**RECORD EXTRACTS:**
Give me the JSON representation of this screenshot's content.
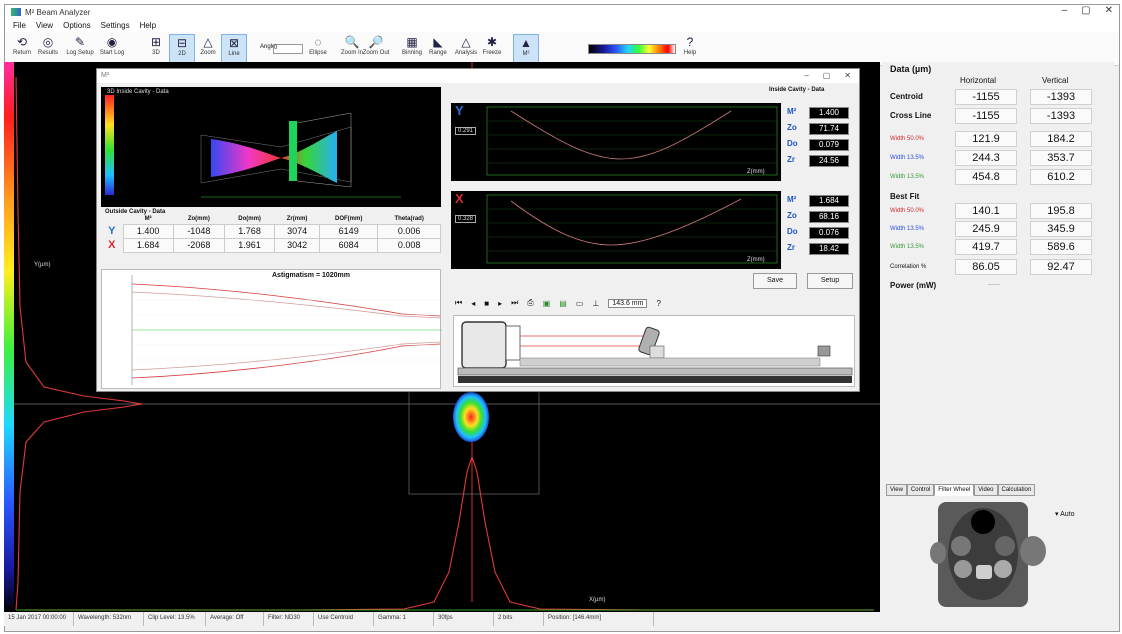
{
  "app": {
    "title": "M² Beam Analyzer",
    "window_controls": [
      "–",
      "▢",
      "✕"
    ],
    "menu": [
      "File",
      "View",
      "Options",
      "Settings",
      "Help"
    ]
  },
  "toolbar": {
    "buttons": [
      {
        "label": "Return",
        "icon": "back-icon",
        "glyph": "⟲"
      },
      {
        "label": "Results",
        "icon": "results-icon",
        "glyph": "◎"
      },
      {
        "label": "Log Setup",
        "icon": "log-setup-icon",
        "glyph": "✎"
      },
      {
        "label": "Start Log",
        "icon": "start-log-icon",
        "glyph": "◉"
      },
      {
        "label": "3D",
        "icon": "3d-icon",
        "glyph": "⊞"
      },
      {
        "label": "2D",
        "icon": "2d-icon",
        "glyph": "⊟"
      },
      {
        "label": "Zoom",
        "icon": "triangle-icon",
        "glyph": "△"
      },
      {
        "label": "Line",
        "icon": "line-icon",
        "glyph": "⊠"
      },
      {
        "label": "Ellipse",
        "icon": "ellipse-icon",
        "glyph": "◌"
      },
      {
        "label": "Zoom In",
        "icon": "zoom-in-icon",
        "glyph": "🔍"
      },
      {
        "label": "Zoom Out",
        "icon": "zoom-out-icon",
        "glyph": "🔎"
      },
      {
        "label": "Binning",
        "icon": "binning-icon",
        "glyph": "▦"
      },
      {
        "label": "Range",
        "icon": "range-icon",
        "glyph": "◣"
      },
      {
        "label": "Analysis",
        "icon": "analysis-icon",
        "glyph": "△"
      },
      {
        "label": "Freeze",
        "icon": "freeze-icon",
        "glyph": "✱"
      },
      {
        "label": "M²",
        "icon": "m2-icon",
        "glyph": "▲"
      },
      {
        "label": "Help",
        "icon": "help-icon",
        "glyph": "?"
      }
    ],
    "angle_label": "Angle",
    "angle_value": "0"
  },
  "main_view": {
    "y_axis_label": "Y(µm)",
    "x_axis_label": "X(µm)"
  },
  "statusbar": [
    "15 Jan 2017 00:00:00",
    "Wavelength: 532nm",
    "Clip Level: 13.5%",
    "Average: Off",
    "Filter: ND30",
    "Use Centroid",
    "Gamma: 1",
    "30fps",
    "2 bits",
    "Position: [146.4mm]"
  ],
  "results_panel": {
    "title": "Data (µm)",
    "col_horizontal": "Horizontal",
    "col_vertical": "Vertical",
    "rows": [
      {
        "label": "Centroid",
        "h": "-1155",
        "v": "-1393",
        "color": "#111111",
        "small": false
      },
      {
        "label": "Cross Line",
        "h": "-1155",
        "v": "-1393",
        "color": "#111111",
        "small": false
      },
      {
        "label": "Width 50.0%",
        "h": "121.9",
        "v": "184.2",
        "color": "#d42a2a",
        "small": true
      },
      {
        "label": "Width 13.5%",
        "h": "244.3",
        "v": "353.7",
        "color": "#2b4fd6",
        "small": true
      },
      {
        "label": "Width 13.5%",
        "h": "454.8",
        "v": "610.2",
        "color": "#3a9a3a",
        "small": true
      }
    ],
    "best_fit_label": "Best Fit",
    "best_fit_rows": [
      {
        "label": "Width 50.0%",
        "h": "140.1",
        "v": "195.8",
        "color": "#d42a2a"
      },
      {
        "label": "Width 13.5%",
        "h": "245.9",
        "v": "345.9",
        "color": "#2b4fd6"
      },
      {
        "label": "Width 13.5%",
        "h": "419.7",
        "v": "589.6",
        "color": "#3a9a3a"
      }
    ],
    "correlation_label": "Correlation %",
    "correlation_h": "86.05",
    "correlation_v": "92.47",
    "power_label": "Power (mW)",
    "power_value": "------",
    "tabs": [
      "View",
      "Control",
      "Filter Wheel",
      "Video",
      "Calculation"
    ],
    "active_tab": "Filter Wheel",
    "auto_label": "Auto"
  },
  "m2_dialog": {
    "title": "M²",
    "inside_cavity_3d_title": "3D Inside Cavity - Data",
    "inside_cavity_title": "Inside Cavity - Data",
    "outside_table_title": "Outside Cavity - Data",
    "table_headers": [
      "",
      "M²",
      "Zo(mm)",
      "Do(mm)",
      "Zr(mm)",
      "DOF(mm)",
      "Theta(rad)"
    ],
    "table_rows": [
      {
        "axis": "Y",
        "axis_color": "#2b6fd6",
        "cells": [
          "1.400",
          "-1048",
          "1.768",
          "3074",
          "6149",
          "0.006"
        ]
      },
      {
        "axis": "X",
        "axis_color": "#d42a2a",
        "cells": [
          "1.684",
          "-2068",
          "1.961",
          "3042",
          "6084",
          "0.008"
        ]
      }
    ],
    "astigmatism": "Astigmatism = 1020mm",
    "y_fit": {
      "axis": "Y",
      "field": "0.291",
      "params": [
        {
          "label": "M²",
          "value": "1.400"
        },
        {
          "label": "Zo",
          "value": "71.74"
        },
        {
          "label": "Do",
          "value": "0.079"
        },
        {
          "label": "Zr",
          "value": "24.56"
        }
      ],
      "x_caption": "Z(mm)"
    },
    "x_fit": {
      "axis": "X",
      "field": "0.328",
      "params": [
        {
          "label": "M²",
          "value": "1.684"
        },
        {
          "label": "Zo",
          "value": "68.16"
        },
        {
          "label": "Do",
          "value": "0.076"
        },
        {
          "label": "Zr",
          "value": "18.42"
        }
      ],
      "x_caption": "Z(mm)"
    },
    "save_button": "Save",
    "setup_button": "Setup",
    "stage_position": "143.6 mm",
    "player_help": "?"
  }
}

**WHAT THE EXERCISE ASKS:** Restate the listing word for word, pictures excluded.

**EXPECTED ANSWER:**
Give me the JSON representation of this screenshot's content.
{
  "app": {
    "title": "M² Beam Analyzer",
    "window_controls": [
      "–",
      "▢",
      "✕"
    ],
    "menu": [
      "File",
      "View",
      "Options",
      "Settings",
      "Help"
    ]
  },
  "toolbar": {
    "buttons": [
      {
        "label": "Return",
        "icon": "back-icon",
        "glyph": "⟲"
      },
      {
        "label": "Results",
        "icon": "results-icon",
        "glyph": "◎"
      },
      {
        "label": "Log Setup",
        "icon": "log-setup-icon",
        "glyph": "✎"
      },
      {
        "label": "Start Log",
        "icon": "start-log-icon",
        "glyph": "◉"
      },
      {
        "label": "3D",
        "icon": "3d-icon",
        "glyph": "⊞"
      },
      {
        "label": "2D",
        "icon": "2d-icon",
        "glyph": "⊟"
      },
      {
        "label": "Zoom",
        "icon": "triangle-icon",
        "glyph": "△"
      },
      {
        "label": "Line",
        "icon": "line-icon",
        "glyph": "⊠"
      },
      {
        "label": "Ellipse",
        "icon": "ellipse-icon",
        "glyph": "◌"
      },
      {
        "label": "Zoom In",
        "icon": "zoom-in-icon",
        "glyph": "🔍"
      },
      {
        "label": "Zoom Out",
        "icon": "zoom-out-icon",
        "glyph": "🔎"
      },
      {
        "label": "Binning",
        "icon": "binning-icon",
        "glyph": "▦"
      },
      {
        "label": "Range",
        "icon": "range-icon",
        "glyph": "◣"
      },
      {
        "label": "Analysis",
        "icon": "analysis-icon",
        "glyph": "△"
      },
      {
        "label": "Freeze",
        "icon": "freeze-icon",
        "glyph": "✱"
      },
      {
        "label": "M²",
        "icon": "m2-icon",
        "glyph": "▲"
      },
      {
        "label": "Help",
        "icon": "help-icon",
        "glyph": "?"
      }
    ],
    "angle_label": "Angle",
    "angle_value": "0"
  },
  "main_view": {
    "y_axis_label": "Y(µm)",
    "x_axis_label": "X(µm)"
  },
  "statusbar": [
    "15 Jan 2017 00:00:00",
    "Wavelength: 532nm",
    "Clip Level: 13.5%",
    "Average: Off",
    "Filter: ND30",
    "Use Centroid",
    "Gamma: 1",
    "30fps",
    "2 bits",
    "Position: [146.4mm]"
  ],
  "results_panel": {
    "title": "Data (µm)",
    "col_horizontal": "Horizontal",
    "col_vertical": "Vertical",
    "rows": [
      {
        "label": "Centroid",
        "h": "-1155",
        "v": "-1393",
        "color": "#111111",
        "small": false
      },
      {
        "label": "Cross Line",
        "h": "-1155",
        "v": "-1393",
        "color": "#111111",
        "small": false
      },
      {
        "label": "Width 50.0%",
        "h": "121.9",
        "v": "184.2",
        "color": "#d42a2a",
        "small": true
      },
      {
        "label": "Width 13.5%",
        "h": "244.3",
        "v": "353.7",
        "color": "#2b4fd6",
        "small": true
      },
      {
        "label": "Width 13.5%",
        "h": "454.8",
        "v": "610.2",
        "color": "#3a9a3a",
        "small": true
      }
    ],
    "best_fit_label": "Best Fit",
    "best_fit_rows": [
      {
        "label": "Width 50.0%",
        "h": "140.1",
        "v": "195.8",
        "color": "#d42a2a"
      },
      {
        "label": "Width 13.5%",
        "h": "245.9",
        "v": "345.9",
        "color": "#2b4fd6"
      },
      {
        "label": "Width 13.5%",
        "h": "419.7",
        "v": "589.6",
        "color": "#3a9a3a"
      }
    ],
    "correlation_label": "Correlation %",
    "correlation_h": "86.05",
    "correlation_v": "92.47",
    "power_label": "Power (mW)",
    "power_value": "------",
    "tabs": [
      "View",
      "Control",
      "Filter Wheel",
      "Video",
      "Calculation"
    ],
    "active_tab": "Filter Wheel",
    "auto_label": "Auto"
  },
  "m2_dialog": {
    "title": "M²",
    "inside_cavity_3d_title": "3D Inside Cavity - Data",
    "inside_cavity_title": "Inside Cavity - Data",
    "outside_table_title": "Outside Cavity - Data",
    "table_headers": [
      "",
      "M²",
      "Zo(mm)",
      "Do(mm)",
      "Zr(mm)",
      "DOF(mm)",
      "Theta(rad)"
    ],
    "table_rows": [
      {
        "axis": "Y",
        "axis_color": "#2b6fd6",
        "cells": [
          "1.400",
          "-1048",
          "1.768",
          "3074",
          "6149",
          "0.006"
        ]
      },
      {
        "axis": "X",
        "axis_color": "#d42a2a",
        "cells": [
          "1.684",
          "-2068",
          "1.961",
          "3042",
          "6084",
          "0.008"
        ]
      }
    ],
    "astigmatism": "Astigmatism = 1020mm",
    "y_fit": {
      "axis": "Y",
      "field": "0.291",
      "params": [
        {
          "label": "M²",
          "value": "1.400"
        },
        {
          "label": "Zo",
          "value": "71.74"
        },
        {
          "label": "Do",
          "value": "0.079"
        },
        {
          "label": "Zr",
          "value": "24.56"
        }
      ],
      "x_caption": "Z(mm)"
    },
    "x_fit": {
      "axis": "X",
      "field": "0.328",
      "params": [
        {
          "label": "M²",
          "value": "1.684"
        },
        {
          "label": "Zo",
          "value": "68.16"
        },
        {
          "label": "Do",
          "value": "0.076"
        },
        {
          "label": "Zr",
          "value": "18.42"
        }
      ],
      "x_caption": "Z(mm)"
    },
    "save_button": "Save",
    "setup_button": "Setup",
    "stage_position": "143.6 mm",
    "player_help": "?"
  }
}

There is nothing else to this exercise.